Danny Hefner, the Ocean Isle Beach Democrat who lost 2012’s Senate District Eight race to incumbent Bill Rabon, has thrown his hat into the same ring again. A former Marine Corps officer and truck driver, Hefner now works as a local delivery driver, an inter-faith minister, and a therapeutic foster parent to abused and troubled children. The third-time Senate candidate recently sat down with WHQR to discuss his plans for a range of social issues—but first, Hefner says he plans to address the economy.
The question of what to do with New Hanover County’s solid waste is still open. After hearing long-awaited presentations Monday from two private companies vying to haul local waste to neighboring counties, the commissioners were left dissatisfied with projected costs. While the outside companies have been invited to justify their numbers during next month’s commission board meeting, the county could simply continue to handle waste management operations on its own.
The report, entitled Pathways to Prosperity: New Hanover County's Plan for Jobs and Investment, contains a list of recommendations that consultant Jay Garner will present to the Board at 2 PM today.

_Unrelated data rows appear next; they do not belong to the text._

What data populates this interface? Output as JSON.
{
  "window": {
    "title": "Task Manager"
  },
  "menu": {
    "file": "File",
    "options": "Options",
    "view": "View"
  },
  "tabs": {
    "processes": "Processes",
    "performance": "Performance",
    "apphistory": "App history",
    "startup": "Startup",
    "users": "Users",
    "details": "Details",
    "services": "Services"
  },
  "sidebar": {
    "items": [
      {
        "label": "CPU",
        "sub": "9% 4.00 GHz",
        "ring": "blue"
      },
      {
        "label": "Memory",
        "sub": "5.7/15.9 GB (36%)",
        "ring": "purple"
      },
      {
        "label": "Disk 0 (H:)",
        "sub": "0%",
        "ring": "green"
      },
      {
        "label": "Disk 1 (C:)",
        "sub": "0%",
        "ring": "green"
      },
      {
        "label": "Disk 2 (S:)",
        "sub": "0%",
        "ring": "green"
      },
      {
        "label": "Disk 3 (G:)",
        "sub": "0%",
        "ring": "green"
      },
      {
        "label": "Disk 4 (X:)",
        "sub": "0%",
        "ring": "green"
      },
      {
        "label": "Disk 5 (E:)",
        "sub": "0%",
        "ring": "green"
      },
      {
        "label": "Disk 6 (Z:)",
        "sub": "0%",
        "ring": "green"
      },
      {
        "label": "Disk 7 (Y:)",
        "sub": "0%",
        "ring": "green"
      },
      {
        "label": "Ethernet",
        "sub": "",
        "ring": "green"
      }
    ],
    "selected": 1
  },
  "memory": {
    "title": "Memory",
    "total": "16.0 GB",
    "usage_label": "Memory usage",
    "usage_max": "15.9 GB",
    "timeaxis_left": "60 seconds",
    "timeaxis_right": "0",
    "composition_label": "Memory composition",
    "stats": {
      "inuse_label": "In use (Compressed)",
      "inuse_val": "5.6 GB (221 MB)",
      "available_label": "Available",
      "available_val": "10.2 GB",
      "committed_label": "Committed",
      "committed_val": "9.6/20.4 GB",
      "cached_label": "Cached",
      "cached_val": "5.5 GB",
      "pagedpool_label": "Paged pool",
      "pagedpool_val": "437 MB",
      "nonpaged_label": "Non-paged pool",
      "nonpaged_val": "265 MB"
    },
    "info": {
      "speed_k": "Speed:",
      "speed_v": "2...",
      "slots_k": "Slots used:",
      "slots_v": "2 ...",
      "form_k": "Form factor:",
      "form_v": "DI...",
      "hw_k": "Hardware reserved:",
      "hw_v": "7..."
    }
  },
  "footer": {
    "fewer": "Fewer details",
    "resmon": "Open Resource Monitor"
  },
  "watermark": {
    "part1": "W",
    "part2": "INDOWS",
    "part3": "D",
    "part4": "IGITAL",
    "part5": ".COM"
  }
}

Whether recommendations from the report will be used to develop or adjust county policy is not yet clear.
Today's meeting at the Courthouse in downtown Wilmington is open to the public.
Today at 2 PM, WHQR brings you a live online stream of the report announcement via NHCTV:
The City of Wilmington is expected to gain 60,000 citizens by the year 2040. In anticipation, city planners have launched a comprehensive plan similar to that of New Hanover County. While the Wilmington plan also asks residents to describe their ideal community attributes, its public engagement process is less orthodox. In fact, city planners have been hitting the local bar scene to collect input.
Today is the last chance to pay the usual admission to movies, museums and cultural events. Effective New Year’s Day, the State General Assembly is imposing a 4.75% privilege tax on admission to such entertainment—which includes a host of nonprofit events.
Significant changes could be underway for manufacturers seeking permits to operate or expand in New Hanover County. At a work session this morning, the planning and inspections department presented an amendment to the county’s industrial zoning ordinance that would require new companies, such as Titan Cement, to present burden of proof when filing for special use permits to operate.